### WHAT IS EXPECTED
Reproduce each line of the material exactly as it reads.

### RECORD SET
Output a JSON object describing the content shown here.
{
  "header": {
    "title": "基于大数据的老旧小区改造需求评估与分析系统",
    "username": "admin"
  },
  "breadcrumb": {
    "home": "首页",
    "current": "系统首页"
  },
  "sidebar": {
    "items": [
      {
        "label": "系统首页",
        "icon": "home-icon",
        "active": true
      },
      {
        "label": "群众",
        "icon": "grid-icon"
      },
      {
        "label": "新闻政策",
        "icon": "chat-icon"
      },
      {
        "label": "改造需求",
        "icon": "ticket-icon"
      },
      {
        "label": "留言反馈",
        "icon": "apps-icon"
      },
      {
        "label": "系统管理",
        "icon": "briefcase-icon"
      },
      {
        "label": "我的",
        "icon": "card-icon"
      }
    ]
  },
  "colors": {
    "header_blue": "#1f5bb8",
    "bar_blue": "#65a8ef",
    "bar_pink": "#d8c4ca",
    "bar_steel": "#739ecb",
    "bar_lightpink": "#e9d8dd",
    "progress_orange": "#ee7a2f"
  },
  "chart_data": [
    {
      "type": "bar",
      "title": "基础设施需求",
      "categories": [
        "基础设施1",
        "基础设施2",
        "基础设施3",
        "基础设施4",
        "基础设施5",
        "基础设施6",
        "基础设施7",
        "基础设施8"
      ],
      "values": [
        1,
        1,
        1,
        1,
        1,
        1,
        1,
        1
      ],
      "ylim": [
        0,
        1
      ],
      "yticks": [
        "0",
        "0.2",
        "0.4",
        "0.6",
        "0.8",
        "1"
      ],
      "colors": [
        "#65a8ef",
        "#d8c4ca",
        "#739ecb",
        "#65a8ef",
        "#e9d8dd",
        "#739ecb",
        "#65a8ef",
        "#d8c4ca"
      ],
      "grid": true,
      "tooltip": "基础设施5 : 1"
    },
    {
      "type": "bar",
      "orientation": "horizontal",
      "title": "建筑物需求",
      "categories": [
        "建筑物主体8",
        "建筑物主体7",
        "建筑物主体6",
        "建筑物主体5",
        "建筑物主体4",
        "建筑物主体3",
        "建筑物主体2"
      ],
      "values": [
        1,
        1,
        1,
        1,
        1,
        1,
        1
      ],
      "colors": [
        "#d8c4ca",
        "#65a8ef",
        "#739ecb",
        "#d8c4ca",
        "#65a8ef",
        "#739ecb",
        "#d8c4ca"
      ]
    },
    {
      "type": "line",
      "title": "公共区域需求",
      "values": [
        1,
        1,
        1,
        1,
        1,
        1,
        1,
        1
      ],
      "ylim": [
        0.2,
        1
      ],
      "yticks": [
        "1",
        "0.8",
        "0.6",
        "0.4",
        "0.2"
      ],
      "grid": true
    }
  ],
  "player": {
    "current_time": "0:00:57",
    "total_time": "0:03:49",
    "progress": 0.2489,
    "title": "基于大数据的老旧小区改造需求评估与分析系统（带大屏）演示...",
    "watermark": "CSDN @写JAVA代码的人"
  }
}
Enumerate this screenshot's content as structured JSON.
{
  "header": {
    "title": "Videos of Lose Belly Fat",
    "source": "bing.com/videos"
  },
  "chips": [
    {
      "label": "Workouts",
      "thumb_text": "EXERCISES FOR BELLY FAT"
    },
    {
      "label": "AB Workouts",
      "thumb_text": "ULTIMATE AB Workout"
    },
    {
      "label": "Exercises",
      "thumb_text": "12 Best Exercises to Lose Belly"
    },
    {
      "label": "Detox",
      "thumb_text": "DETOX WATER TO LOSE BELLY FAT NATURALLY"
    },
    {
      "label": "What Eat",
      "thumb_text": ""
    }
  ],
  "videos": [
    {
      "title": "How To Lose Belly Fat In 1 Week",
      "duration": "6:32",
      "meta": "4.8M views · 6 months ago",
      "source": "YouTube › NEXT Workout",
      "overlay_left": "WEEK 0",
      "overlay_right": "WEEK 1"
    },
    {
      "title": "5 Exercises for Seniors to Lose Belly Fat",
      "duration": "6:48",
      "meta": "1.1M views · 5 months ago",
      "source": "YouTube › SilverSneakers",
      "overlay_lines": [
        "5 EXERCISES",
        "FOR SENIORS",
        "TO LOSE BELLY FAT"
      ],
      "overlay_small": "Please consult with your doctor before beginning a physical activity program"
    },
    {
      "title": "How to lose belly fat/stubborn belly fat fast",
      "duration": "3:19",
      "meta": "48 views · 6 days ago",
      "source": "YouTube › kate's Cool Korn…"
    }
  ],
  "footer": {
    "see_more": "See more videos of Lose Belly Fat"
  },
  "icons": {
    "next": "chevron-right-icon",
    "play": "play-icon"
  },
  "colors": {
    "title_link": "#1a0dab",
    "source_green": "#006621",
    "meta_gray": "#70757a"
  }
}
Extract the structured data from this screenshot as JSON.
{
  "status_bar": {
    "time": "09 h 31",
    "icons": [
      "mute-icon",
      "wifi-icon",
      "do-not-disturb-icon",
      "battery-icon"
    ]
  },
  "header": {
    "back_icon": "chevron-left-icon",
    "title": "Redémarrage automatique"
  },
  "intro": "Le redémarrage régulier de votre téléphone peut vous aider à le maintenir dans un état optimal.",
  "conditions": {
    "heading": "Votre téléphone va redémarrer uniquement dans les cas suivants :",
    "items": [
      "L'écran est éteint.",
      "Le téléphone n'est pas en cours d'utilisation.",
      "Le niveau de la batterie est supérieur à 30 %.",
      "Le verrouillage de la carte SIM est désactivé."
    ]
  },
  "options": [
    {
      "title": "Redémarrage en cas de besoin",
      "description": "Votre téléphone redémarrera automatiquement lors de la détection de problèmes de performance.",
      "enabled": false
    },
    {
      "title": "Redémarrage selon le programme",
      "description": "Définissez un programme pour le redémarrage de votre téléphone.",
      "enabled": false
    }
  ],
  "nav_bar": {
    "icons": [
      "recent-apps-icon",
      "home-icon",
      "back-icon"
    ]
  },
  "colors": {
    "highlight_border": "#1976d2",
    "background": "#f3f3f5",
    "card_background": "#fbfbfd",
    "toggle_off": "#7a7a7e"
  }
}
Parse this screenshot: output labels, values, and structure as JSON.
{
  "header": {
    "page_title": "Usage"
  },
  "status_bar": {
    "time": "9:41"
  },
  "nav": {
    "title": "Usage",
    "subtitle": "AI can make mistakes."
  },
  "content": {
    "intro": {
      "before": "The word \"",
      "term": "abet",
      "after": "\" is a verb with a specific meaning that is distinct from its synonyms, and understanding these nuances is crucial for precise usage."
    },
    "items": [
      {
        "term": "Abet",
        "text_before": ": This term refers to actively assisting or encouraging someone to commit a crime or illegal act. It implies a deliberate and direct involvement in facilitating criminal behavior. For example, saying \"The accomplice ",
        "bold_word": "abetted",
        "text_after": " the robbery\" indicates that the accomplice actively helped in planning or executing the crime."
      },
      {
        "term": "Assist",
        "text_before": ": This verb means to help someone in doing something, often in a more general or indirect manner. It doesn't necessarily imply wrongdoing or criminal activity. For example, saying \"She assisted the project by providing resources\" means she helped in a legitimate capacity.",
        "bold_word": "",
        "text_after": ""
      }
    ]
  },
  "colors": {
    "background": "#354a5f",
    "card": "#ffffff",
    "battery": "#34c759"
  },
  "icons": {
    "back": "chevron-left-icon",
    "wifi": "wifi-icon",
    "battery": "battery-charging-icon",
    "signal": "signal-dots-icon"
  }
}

### YOUR RESPONSE
Output a JSON object describing the content shown here.
{
  "header": {
    "title": "基于大数据的老旧小区改造需求评估与分析系统",
    "username": "admin"
  },
  "breadcrumb": {
    "home": "首页",
    "current": "系统首页"
  },
  "sidebar": {
    "items": [
      {
        "label": "系统首页",
        "icon": "home-icon",
        "active": true
      },
      {
        "label": "群众",
        "icon": "grid-icon"
      },
      {
        "label": "新闻政策",
        "icon": "chat-icon"
      },
      {
        "label": "改造需求",
        "icon": "ticket-icon"
      },
      {
        "label": "留言反馈",
        "icon": "apps-icon"
      },
      {
        "label": "系统管理",
        "icon": "briefcase-icon"
      },
      {
        "label": "我的",
        "icon": "card-icon"
      }
    ]
  },
  "colors": {
    "header_blue": "#1f5bb8",
    "bar_blue": "#65a8ef",
    "bar_pink": "#d8c4ca",
    "bar_steel": "#739ecb",
    "bar_lightpink": "#e9d8dd",
    "progress_orange": "#ee7a2f"
  },
  "chart_data": [
    {
      "type": "bar",
      "title": "基础设施需求",
      "categories": [
        "基础设施1",
        "基础设施2",
        "基础设施3",
        "基础设施4",
        "基础设施5",
        "基础设施6",
        "基础设施7",
        "基础设施8"
      ],
      "values": [
        1,
        1,
        1,
        1,
        1,
        1,
        1,
        1
      ],
      "ylim": [
        0,
        1
      ],
      "yticks": [
        "0",
        "0.2",
        "0.4",
        "0.6",
        "0.8",
        "1"
      ],
      "colors": [
        "#65a8ef",
        "#d8c4ca",
        "#739ecb",
        "#65a8ef",
        "#e9d8dd",
        "#739ecb",
        "#65a8ef",
        "#d8c4ca"
      ],
      "grid": true,
      "tooltip": "基础设施5 : 1"
    },
    {
      "type": "bar",
      "orientation": "horizontal",
      "title": "建筑物需求",
      "categories": [
        "建筑物主体8",
        "建筑物主体7",
        "建筑物主体6",
        "建筑物主体5",
        "建筑物主体4",
        "建筑物主体3",
        "建筑物主体2"
      ],
      "values": [
        1,
        1,
        1,
        1,
        1,
        1,
        1
      ],
      "colors": [
        "#d8c4ca",
        "#65a8ef",
        "#739ecb",
        "#d8c4ca",
        "#65a8ef",
        "#739ecb",
        "#d8c4ca"
      ]
    },
    {
      "type": "line",
      "title": "公共区域需求",
      "values": [
        1,
        1,
        1,
        1,
        1,
        1,
        1,
        1
      ],
      "ylim": [
        0.2,
        1
      ],
      "yticks": [
        "1",
        "0.8",
        "0.6",
        "0.4",
        "0.2"
      ],
      "grid": true
    }
  ],
  "player": {
    "current_time": "0:00:57",
    "total_time": "0:03:49",
    "progress": 0.2489,
    "title": "基于大数据的老旧小区改造需求评估与分析系统（带大屏）演示...",
    "watermark": "CSDN @写JAVA代码的人"
  }
}
Enumerate this screenshot's content as structured JSON.
{
  "header": {
    "title": "Videos of Lose Belly Fat",
    "source": "bing.com/videos"
  },
  "chips": [
    {
      "label": "Workouts",
      "thumb_text": "EXERCISES FOR BELLY FAT"
    },
    {
      "label": "AB Workouts",
      "thumb_text": "ULTIMATE AB Workout"
    },
    {
      "label": "Exercises",
      "thumb_text": "12 Best Exercises to Lose Belly"
    },
    {
      "label": "Detox",
      "thumb_text": "DETOX WATER TO LOSE BELLY FAT NATURALLY"
    },
    {
      "label": "What Eat",
      "thumb_text": ""
    }
  ],
  "videos": [
    {
      "title": "How To Lose Belly Fat In 1 Week",
      "duration": "6:32",
      "meta": "4.8M views · 6 months ago",
      "source": "YouTube › NEXT Workout",
      "overlay_left": "WEEK 0",
      "overlay_right": "WEEK 1"
    },
    {
      "title": "5 Exercises for Seniors to Lose Belly Fat",
      "duration": "6:48",
      "meta": "1.1M views · 5 months ago",
      "source": "YouTube › SilverSneakers",
      "overlay_lines": [
        "5 EXERCISES",
        "FOR SENIORS",
        "TO LOSE BELLY FAT"
      ],
      "overlay_small": "Please consult with your doctor before beginning a physical activity program"
    },
    {
      "title": "How to lose belly fat/stubborn belly fat fast",
      "duration": "3:19",
      "meta": "48 views · 6 days ago",
      "source": "YouTube › kate's Cool Korn…"
    }
  ],
  "footer": {
    "see_more": "See more videos of Lose Belly Fat"
  },
  "icons": {
    "next": "chevron-right-icon",
    "play": "play-icon"
  },
  "colors": {
    "title_link": "#1a0dab",
    "source_green": "#006621",
    "meta_gray": "#70757a"
  }
}
Extract the structured data from this screenshot as JSON.
{
  "status_bar": {
    "time": "09 h 31",
    "icons": [
      "mute-icon",
      "wifi-icon",
      "do-not-disturb-icon",
      "battery-icon"
    ]
  },
  "header": {
    "back_icon": "chevron-left-icon",
    "title": "Redémarrage automatique"
  },
  "intro": "Le redémarrage régulier de votre téléphone peut vous aider à le maintenir dans un état optimal.",
  "conditions": {
    "heading": "Votre téléphone va redémarrer uniquement dans les cas suivants :",
    "items": [
      "L'écran est éteint.",
      "Le téléphone n'est pas en cours d'utilisation.",
      "Le niveau de la batterie est supérieur à 30 %.",
      "Le verrouillage de la carte SIM est désactivé."
    ]
  },
  "options": [
    {
      "title": "Redémarrage en cas de besoin",
      "description": "Votre téléphone redémarrera automatiquement lors de la détection de problèmes de performance.",
      "enabled": false
    },
    {
      "title": "Redémarrage selon le programme",
      "description": "Définissez un programme pour le redémarrage de votre téléphone.",
      "enabled": false
    }
  ],
  "nav_bar": {
    "icons": [
      "recent-apps-icon",
      "home-icon",
      "back-icon"
    ]
  },
  "colors": {
    "highlight_border": "#1976d2",
    "background": "#f3f3f5",
    "card_background": "#fbfbfd",
    "toggle_off": "#7a7a7e"
  }
}
Parse this screenshot: output labels, values, and structure as JSON.
{
  "header": {
    "page_title": "Usage"
  },
  "status_bar": {
    "time": "9:41"
  },
  "nav": {
    "title": "Usage",
    "subtitle": "AI can make mistakes."
  },
  "content": {
    "intro": {
      "before": "The word \"",
      "term": "abet",
      "after": "\" is a verb with a specific meaning that is distinct from its synonyms, and understanding these nuances is crucial for precise usage."
    },
    "items": [
      {
        "term": "Abet",
        "text_before": ": This term refers to actively assisting or encouraging someone to commit a crime or illegal act. It implies a deliberate and direct involvement in facilitating criminal behavior. For example, saying \"The accomplice ",
        "bold_word": "abetted",
        "text_after": " the robbery\" indicates that the accomplice actively helped in planning or executing the crime."
      },
      {
        "term": "Assist",
        "text_before": ": This verb means to help someone in doing something, often in a more general or indirect manner. It doesn't necessarily imply wrongdoing or criminal activity. For example, saying \"She assisted the project by providing resources\" means she helped in a legitimate capacity.",
        "bold_word": "",
        "text_after": ""
      }
    ]
  },
  "colors": {
    "background": "#354a5f",
    "card": "#ffffff",
    "battery": "#34c759"
  },
  "icons": {
    "back": "chevron-left-icon",
    "wifi": "wifi-icon",
    "battery": "battery-charging-icon",
    "signal": "signal-dots-icon"
  }
}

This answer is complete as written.